# REQUIRED WORK:
Give the number of lines in the data that hold the string "this". Nothing else is needed.
---- EXTRACTED MATERIAL
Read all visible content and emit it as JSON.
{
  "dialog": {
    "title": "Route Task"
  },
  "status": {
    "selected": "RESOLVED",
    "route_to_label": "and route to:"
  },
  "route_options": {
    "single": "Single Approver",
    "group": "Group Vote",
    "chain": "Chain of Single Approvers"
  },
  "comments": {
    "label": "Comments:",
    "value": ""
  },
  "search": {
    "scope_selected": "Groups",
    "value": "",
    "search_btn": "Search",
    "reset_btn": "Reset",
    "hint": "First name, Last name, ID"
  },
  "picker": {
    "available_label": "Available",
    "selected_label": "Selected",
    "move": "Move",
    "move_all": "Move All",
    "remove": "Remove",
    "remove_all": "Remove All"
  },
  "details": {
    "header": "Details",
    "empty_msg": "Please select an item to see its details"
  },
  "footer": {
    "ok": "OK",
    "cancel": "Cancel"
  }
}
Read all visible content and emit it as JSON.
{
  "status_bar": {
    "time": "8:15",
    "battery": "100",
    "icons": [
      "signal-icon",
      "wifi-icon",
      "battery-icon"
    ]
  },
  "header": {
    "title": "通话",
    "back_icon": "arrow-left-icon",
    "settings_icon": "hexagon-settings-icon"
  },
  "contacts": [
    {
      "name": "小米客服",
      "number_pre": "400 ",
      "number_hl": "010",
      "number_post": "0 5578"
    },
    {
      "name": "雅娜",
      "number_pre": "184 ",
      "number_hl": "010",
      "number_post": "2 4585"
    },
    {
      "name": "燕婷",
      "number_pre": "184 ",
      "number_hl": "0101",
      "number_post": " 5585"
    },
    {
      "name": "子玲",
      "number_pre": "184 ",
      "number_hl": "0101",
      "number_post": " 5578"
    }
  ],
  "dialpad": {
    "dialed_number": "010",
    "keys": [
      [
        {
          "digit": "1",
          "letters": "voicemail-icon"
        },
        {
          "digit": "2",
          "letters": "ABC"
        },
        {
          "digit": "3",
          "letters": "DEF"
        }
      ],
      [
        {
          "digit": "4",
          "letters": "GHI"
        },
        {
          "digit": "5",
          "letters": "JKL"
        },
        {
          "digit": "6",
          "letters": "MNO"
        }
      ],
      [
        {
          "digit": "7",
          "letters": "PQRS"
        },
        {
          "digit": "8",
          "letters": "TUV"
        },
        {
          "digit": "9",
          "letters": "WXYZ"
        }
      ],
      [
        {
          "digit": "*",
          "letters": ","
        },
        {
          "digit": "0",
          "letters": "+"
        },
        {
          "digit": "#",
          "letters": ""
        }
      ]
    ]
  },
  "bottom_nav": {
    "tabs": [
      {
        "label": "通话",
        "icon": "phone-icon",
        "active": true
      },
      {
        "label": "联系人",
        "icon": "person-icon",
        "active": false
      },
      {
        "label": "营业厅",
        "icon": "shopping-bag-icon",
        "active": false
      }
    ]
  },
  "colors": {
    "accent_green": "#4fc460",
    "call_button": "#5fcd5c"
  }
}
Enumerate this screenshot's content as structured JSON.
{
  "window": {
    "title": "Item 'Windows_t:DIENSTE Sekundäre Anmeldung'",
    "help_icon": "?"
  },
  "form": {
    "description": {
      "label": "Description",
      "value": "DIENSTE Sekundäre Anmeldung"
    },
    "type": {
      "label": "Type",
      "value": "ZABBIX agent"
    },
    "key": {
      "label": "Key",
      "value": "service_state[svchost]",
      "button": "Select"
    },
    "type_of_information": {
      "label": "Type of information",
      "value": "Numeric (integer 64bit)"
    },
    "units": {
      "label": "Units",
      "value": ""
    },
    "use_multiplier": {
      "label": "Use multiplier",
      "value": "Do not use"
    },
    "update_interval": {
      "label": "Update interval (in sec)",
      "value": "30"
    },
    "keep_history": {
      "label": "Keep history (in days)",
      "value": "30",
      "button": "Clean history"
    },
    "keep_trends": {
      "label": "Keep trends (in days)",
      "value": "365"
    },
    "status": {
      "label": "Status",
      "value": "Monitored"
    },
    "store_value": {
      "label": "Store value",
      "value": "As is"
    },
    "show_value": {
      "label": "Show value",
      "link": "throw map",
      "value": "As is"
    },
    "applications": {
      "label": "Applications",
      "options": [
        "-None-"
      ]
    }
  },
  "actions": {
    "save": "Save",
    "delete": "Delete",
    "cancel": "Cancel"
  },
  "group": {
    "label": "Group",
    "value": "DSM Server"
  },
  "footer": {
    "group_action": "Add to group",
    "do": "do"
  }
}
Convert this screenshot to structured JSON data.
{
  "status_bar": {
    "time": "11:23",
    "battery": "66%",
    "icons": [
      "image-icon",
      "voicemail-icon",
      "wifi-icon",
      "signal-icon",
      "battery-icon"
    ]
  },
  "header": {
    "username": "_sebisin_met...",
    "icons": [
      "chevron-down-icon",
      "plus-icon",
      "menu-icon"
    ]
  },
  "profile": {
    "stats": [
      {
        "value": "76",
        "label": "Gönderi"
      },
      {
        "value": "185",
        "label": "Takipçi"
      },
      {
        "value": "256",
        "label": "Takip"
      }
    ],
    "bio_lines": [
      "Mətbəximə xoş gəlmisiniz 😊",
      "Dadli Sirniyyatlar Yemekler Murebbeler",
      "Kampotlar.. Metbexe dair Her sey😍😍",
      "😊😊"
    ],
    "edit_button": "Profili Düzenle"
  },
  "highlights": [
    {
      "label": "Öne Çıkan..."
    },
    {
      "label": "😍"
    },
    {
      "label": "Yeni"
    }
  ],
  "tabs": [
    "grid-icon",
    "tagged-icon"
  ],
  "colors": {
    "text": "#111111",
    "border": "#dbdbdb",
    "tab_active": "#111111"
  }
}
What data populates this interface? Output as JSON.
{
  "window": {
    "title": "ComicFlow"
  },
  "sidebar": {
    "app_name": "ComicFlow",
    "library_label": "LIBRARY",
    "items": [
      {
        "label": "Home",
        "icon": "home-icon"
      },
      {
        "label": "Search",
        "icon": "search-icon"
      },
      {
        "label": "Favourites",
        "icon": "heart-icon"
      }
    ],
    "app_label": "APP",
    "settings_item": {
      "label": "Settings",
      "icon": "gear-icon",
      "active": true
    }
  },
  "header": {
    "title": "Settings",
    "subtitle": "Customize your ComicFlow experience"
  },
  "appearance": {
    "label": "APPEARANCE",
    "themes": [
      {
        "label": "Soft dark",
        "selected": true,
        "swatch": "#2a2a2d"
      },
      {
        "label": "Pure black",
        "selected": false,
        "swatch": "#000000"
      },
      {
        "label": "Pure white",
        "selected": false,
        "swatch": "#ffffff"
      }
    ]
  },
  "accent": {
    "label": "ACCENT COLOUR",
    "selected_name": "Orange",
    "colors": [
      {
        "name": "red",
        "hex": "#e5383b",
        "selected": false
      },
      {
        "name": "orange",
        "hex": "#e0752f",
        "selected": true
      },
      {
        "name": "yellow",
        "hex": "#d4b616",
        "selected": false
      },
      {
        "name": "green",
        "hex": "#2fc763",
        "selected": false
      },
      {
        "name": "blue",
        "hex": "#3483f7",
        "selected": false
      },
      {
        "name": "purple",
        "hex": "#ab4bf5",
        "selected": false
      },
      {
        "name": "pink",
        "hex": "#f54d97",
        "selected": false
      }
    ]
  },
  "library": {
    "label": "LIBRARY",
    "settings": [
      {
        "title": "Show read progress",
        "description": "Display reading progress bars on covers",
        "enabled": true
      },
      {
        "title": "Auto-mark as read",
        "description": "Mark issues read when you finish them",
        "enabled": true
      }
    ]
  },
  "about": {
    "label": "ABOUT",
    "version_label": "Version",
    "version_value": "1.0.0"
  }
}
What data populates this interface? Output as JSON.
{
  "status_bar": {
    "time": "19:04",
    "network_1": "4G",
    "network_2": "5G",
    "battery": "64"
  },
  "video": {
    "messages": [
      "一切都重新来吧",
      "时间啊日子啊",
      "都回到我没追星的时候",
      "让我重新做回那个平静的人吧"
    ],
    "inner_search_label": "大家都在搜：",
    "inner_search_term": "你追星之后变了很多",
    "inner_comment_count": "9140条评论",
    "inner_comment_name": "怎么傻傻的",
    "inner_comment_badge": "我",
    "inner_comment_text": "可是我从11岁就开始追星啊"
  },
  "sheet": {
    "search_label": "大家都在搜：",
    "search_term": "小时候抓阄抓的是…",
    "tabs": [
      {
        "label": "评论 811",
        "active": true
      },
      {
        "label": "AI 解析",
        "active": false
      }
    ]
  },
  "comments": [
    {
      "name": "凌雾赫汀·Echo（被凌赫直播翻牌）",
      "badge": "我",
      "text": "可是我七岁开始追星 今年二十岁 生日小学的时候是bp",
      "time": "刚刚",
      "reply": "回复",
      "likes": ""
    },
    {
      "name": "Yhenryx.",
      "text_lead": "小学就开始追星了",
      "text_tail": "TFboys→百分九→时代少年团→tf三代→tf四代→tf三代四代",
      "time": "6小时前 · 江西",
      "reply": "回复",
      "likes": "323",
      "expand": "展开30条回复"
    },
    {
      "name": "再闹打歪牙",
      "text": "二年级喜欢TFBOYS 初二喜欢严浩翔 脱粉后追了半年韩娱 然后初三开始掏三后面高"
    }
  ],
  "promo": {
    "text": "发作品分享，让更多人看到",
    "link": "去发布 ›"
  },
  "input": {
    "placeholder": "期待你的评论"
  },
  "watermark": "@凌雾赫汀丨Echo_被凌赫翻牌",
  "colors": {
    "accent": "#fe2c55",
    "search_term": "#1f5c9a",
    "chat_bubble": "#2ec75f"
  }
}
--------
# SOLUTION TO THE PROBLEM:
4